Problem description - Reproduce each record exactly, leaving out no line.
-- Excerpted records follows --
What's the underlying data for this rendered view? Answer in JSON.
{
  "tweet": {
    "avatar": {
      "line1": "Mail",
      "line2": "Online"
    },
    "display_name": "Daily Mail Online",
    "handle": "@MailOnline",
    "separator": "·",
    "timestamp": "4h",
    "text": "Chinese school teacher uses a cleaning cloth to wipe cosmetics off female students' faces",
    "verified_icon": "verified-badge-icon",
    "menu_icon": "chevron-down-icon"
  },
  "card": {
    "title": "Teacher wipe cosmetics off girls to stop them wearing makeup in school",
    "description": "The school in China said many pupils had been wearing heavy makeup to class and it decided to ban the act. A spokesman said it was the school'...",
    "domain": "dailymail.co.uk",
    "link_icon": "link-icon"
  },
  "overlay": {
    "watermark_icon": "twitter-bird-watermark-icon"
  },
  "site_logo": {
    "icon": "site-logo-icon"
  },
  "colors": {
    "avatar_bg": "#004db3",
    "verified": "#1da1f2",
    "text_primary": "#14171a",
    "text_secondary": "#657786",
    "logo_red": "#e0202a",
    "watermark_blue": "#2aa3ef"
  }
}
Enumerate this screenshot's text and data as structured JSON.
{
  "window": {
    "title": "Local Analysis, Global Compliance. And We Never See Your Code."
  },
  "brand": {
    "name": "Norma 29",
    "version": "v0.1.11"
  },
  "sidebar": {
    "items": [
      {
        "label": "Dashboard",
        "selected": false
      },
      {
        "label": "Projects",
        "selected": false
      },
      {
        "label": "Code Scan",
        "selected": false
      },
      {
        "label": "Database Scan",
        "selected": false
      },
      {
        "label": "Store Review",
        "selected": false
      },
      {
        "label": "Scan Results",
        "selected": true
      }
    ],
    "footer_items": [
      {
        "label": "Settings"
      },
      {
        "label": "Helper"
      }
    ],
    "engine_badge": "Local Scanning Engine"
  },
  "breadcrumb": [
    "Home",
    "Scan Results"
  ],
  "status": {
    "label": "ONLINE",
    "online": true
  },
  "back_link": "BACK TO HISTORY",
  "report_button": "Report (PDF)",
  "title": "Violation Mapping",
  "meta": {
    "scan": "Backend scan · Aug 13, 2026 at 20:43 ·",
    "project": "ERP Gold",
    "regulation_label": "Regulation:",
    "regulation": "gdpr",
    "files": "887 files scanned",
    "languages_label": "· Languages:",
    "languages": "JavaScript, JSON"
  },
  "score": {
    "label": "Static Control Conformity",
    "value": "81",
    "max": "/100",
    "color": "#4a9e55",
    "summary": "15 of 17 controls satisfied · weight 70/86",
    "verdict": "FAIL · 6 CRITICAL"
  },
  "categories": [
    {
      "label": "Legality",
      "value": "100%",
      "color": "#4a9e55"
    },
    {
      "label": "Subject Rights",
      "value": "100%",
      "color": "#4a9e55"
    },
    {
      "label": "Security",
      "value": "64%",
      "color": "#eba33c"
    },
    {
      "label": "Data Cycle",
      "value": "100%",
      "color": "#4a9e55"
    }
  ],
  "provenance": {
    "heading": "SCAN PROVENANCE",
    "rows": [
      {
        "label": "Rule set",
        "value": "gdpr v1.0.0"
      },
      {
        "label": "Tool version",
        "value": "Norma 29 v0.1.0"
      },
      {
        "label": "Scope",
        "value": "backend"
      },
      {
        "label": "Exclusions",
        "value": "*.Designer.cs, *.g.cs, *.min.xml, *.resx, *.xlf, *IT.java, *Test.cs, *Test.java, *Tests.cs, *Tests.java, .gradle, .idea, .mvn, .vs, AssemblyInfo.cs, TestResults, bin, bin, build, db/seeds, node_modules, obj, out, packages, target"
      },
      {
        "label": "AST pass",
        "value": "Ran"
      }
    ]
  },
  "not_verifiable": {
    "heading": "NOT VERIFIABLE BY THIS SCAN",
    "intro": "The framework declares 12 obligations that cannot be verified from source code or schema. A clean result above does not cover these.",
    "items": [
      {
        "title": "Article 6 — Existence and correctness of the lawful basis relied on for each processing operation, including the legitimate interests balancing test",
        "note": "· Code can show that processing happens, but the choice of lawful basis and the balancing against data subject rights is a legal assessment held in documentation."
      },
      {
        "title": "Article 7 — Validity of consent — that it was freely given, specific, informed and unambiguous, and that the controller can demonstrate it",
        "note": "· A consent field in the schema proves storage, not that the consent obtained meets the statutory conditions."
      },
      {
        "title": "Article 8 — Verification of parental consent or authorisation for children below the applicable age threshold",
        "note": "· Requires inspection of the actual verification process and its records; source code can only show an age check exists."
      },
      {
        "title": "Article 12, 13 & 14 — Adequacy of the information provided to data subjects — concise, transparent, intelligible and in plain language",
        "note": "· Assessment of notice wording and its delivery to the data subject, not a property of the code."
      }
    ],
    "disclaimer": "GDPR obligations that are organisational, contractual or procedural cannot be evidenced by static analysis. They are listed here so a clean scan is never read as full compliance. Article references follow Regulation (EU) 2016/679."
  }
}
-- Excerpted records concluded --
Written answer -
What's the underlying data for this rendered view? Answer in JSON.
{
  "tweet": {
    "avatar": {
      "line1": "Mail",
      "line2": "Online"
    },
    "display_name": "Daily Mail Online",
    "handle": "@MailOnline",
    "separator": "·",
    "timestamp": "4h",
    "text": "Chinese school teacher uses a cleaning cloth to wipe cosmetics off female students' faces",
    "verified_icon": "verified-badge-icon",
    "menu_icon": "chevron-down-icon"
  },
  "card": {
    "title": "Teacher wipe cosmetics off girls to stop them wearing makeup in school",
    "description": "The school in China said many pupils had been wearing heavy makeup to class and it decided to ban the act. A spokesman said it was the school'...",
    "domain": "dailymail.co.uk",
    "link_icon": "link-icon"
  },
  "overlay": {
    "watermark_icon": "twitter-bird-watermark-icon"
  },
  "site_logo": {
    "icon": "site-logo-icon"
  },
  "colors": {
    "avatar_bg": "#004db3",
    "verified": "#1da1f2",
    "text_primary": "#14171a",
    "text_secondary": "#657786",
    "logo_red": "#e0202a",
    "watermark_blue": "#2aa3ef"
  }
}
Enumerate this screenshot's text and data as structured JSON.
{
  "window": {
    "title": "Local Analysis, Global Compliance. And We Never See Your Code."
  },
  "brand": {
    "name": "Norma 29",
    "version": "v0.1.11"
  },
  "sidebar": {
    "items": [
      {
        "label": "Dashboard",
        "selected": false
      },
      {
        "label": "Projects",
        "selected": false
      },
      {
        "label": "Code Scan",
        "selected": false
      },
      {
        "label": "Database Scan",
        "selected": false
      },
      {
        "label": "Store Review",
        "selected": false
      },
      {
        "label": "Scan Results",
        "selected": true
      }
    ],
    "footer_items": [
      {
        "label": "Settings"
      },
      {
        "label": "Helper"
      }
    ],
    "engine_badge": "Local Scanning Engine"
  },
  "breadcrumb": [
    "Home",
    "Scan Results"
  ],
  "status": {
    "label": "ONLINE",
    "online": true
  },
  "back_link": "BACK TO HISTORY",
  "report_button": "Report (PDF)",
  "title": "Violation Mapping",
  "meta": {
    "scan": "Backend scan · Aug 13, 2026 at 20:43 ·",
    "project": "ERP Gold",
    "regulation_label": "Regulation:",
    "regulation": "gdpr",
    "files": "887 files scanned",
    "languages_label": "· Languages:",
    "languages": "JavaScript, JSON"
  },
  "score": {
    "label": "Static Control Conformity",
    "value": "81",
    "max": "/100",
    "color": "#4a9e55",
    "summary": "15 of 17 controls satisfied · weight 70/86",
    "verdict": "FAIL · 6 CRITICAL"
  },
  "categories": [
    {
      "label": "Legality",
      "value": "100%",
      "color": "#4a9e55"
    },
    {
      "label": "Subject Rights",
      "value": "100%",
      "color": "#4a9e55"
    },
    {
      "label": "Security",
      "value": "64%",
      "color": "#eba33c"
    },
    {
      "label": "Data Cycle",
      "value": "100%",
      "color": "#4a9e55"
    }
  ],
  "provenance": {
    "heading": "SCAN PROVENANCE",
    "rows": [
      {
        "label": "Rule set",
        "value": "gdpr v1.0.0"
      },
      {
        "label": "Tool version",
        "value": "Norma 29 v0.1.0"
      },
      {
        "label": "Scope",
        "value": "backend"
      },
      {
        "label": "Exclusions",
        "value": "*.Designer.cs, *.g.cs, *.min.xml, *.resx, *.xlf, *IT.java, *Test.cs, *Test.java, *Tests.cs, *Tests.java, .gradle, .idea, .mvn, .vs, AssemblyInfo.cs, TestResults, bin, bin, build, db/seeds, node_modules, obj, out, packages, target"
      },
      {
        "label": "AST pass",
        "value": "Ran"
      }
    ]
  },
  "not_verifiable": {
    "heading": "NOT VERIFIABLE BY THIS SCAN",
    "intro": "The framework declares 12 obligations that cannot be verified from source code or schema. A clean result above does not cover these.",
    "items": [
      {
        "title": "Article 6 — Existence and correctness of the lawful basis relied on for each processing operation, including the legitimate interests balancing test",
        "note": "· Code can show that processing happens, but the choice of lawful basis and the balancing against data subject rights is a legal assessment held in documentation."
      },
      {
        "title": "Article 7 — Validity of consent — that it was freely given, specific, informed and unambiguous, and that the controller can demonstrate it",
        "note": "· A consent field in the schema proves storage, not that the consent obtained meets the statutory conditions."
      },
      {
        "title": "Article 8 — Verification of parental consent or authorisation for children below the applicable age threshold",
        "note": "· Requires inspection of the actual verification process and its records; source code can only show an age check exists."
      },
      {
        "title": "Article 12, 13 & 14 — Adequacy of the information provided to data subjects — concise, transparent, intelligible and in plain language",
        "note": "· Assessment of notice wording and its delivery to the data subject, not a property of the code."
      }
    ],
    "disclaimer": "GDPR obligations that are organisational, contractual or procedural cannot be evidenced by static analysis. They are listed here so a clean scan is never read as full compliance. Article references follow Regulation (EU) 2016/679."
  }
}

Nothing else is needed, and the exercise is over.